Web page and app entries:
=== Begin Enclosure ===

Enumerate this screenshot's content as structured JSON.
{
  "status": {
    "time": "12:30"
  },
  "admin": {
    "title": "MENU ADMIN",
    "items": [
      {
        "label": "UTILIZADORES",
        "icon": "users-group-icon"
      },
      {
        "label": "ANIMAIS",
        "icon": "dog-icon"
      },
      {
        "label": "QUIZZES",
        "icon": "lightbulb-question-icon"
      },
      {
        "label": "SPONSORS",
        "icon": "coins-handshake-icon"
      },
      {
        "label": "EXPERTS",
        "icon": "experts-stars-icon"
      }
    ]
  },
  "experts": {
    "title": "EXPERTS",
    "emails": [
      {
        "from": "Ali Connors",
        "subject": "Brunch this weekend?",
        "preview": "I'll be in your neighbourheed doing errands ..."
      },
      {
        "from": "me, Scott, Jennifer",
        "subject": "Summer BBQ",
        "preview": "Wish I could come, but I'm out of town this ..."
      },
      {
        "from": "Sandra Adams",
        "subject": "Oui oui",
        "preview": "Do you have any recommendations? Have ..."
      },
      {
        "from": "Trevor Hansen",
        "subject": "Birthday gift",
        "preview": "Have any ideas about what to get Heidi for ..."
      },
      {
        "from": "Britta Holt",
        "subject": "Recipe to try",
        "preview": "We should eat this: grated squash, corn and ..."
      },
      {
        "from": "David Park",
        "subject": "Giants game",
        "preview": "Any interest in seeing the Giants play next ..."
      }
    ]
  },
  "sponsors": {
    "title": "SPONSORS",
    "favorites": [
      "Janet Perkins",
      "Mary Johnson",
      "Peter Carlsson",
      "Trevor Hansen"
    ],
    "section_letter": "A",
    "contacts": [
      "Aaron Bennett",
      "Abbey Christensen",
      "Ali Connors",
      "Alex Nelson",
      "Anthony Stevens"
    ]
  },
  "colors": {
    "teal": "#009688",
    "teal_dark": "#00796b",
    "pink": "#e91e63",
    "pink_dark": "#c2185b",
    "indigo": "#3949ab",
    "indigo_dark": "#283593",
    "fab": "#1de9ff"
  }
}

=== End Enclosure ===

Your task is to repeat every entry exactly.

Enumerate this screenshot's content as structured JSON.
{
  "status": {
    "time": "12:30"
  },
  "admin": {
    "title": "MENU ADMIN",
    "items": [
      {
        "label": "UTILIZADORES",
        "icon": "users-group-icon"
      },
      {
        "label": "ANIMAIS",
        "icon": "dog-icon"
      },
      {
        "label": "QUIZZES",
        "icon": "lightbulb-question-icon"
      },
      {
        "label": "SPONSORS",
        "icon": "coins-handshake-icon"
      },
      {
        "label": "EXPERTS",
        "icon": "experts-stars-icon"
      }
    ]
  },
  "experts": {
    "title": "EXPERTS",
    "emails": [
      {
        "from": "Ali Connors",
        "subject": "Brunch this weekend?",
        "preview": "I'll be in your neighbourheed doing errands ..."
      },
      {
        "from": "me, Scott, Jennifer",
        "subject": "Summer BBQ",
        "preview": "Wish I could come, but I'm out of town this ..."
      },
      {
        "from": "Sandra Adams",
        "subject": "Oui oui",
        "preview": "Do you have any recommendations? Have ..."
      },
      {
        "from": "Trevor Hansen",
        "subject": "Birthday gift",
        "preview": "Have any ideas about what to get Heidi for ..."
      },
      {
        "from": "Britta Holt",
        "subject": "Recipe to try",
        "preview": "We should eat this: grated squash, corn and ..."
      },
      {
        "from": "David Park",
        "subject": "Giants game",
        "preview": "Any interest in seeing the Giants play next ..."
      }
    ]
  },
  "sponsors": {
    "title": "SPONSORS",
    "favorites": [
      "Janet Perkins",
      "Mary Johnson",
      "Peter Carlsson",
      "Trevor Hansen"
    ],
    "section_letter": "A",
    "contacts": [
      "Aaron Bennett",
      "Abbey Christensen",
      "Ali Connors",
      "Alex Nelson",
      "Anthony Stevens"
    ]
  },
  "colors": {
    "teal": "#009688",
    "teal_dark": "#00796b",
    "pink": "#e91e63",
    "pink_dark": "#c2185b",
    "indigo": "#3949ab",
    "indigo_dark": "#283593",
    "fab": "#1de9ff"
  }
}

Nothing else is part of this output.